Dataset records:
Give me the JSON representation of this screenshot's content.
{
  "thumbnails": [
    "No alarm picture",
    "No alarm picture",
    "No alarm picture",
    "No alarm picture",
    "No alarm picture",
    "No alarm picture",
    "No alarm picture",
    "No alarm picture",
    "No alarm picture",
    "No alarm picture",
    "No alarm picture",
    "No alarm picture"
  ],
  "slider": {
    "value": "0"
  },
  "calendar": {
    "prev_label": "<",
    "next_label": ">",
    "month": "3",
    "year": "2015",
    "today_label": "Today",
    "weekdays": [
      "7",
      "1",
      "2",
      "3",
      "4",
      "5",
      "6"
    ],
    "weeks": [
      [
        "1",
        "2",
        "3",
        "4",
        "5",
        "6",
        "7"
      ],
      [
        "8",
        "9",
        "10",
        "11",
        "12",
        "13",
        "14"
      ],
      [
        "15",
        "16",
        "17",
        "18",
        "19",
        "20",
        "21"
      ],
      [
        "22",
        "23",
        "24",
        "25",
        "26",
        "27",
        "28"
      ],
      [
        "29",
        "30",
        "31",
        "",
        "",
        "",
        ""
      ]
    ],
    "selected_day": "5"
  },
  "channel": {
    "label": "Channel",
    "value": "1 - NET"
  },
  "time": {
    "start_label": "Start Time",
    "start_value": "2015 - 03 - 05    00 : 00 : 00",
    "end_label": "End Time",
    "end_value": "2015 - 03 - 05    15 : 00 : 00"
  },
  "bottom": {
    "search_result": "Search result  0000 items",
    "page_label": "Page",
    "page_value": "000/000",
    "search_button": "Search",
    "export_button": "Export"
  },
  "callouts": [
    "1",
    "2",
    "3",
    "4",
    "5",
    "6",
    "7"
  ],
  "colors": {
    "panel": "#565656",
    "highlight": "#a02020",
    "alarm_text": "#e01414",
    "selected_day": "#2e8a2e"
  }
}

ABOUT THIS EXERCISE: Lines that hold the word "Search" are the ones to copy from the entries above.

SOLUTION FOR THIS PROBLEM:
    "search_result": "Search result  0000 items",
    "search_button": "Search",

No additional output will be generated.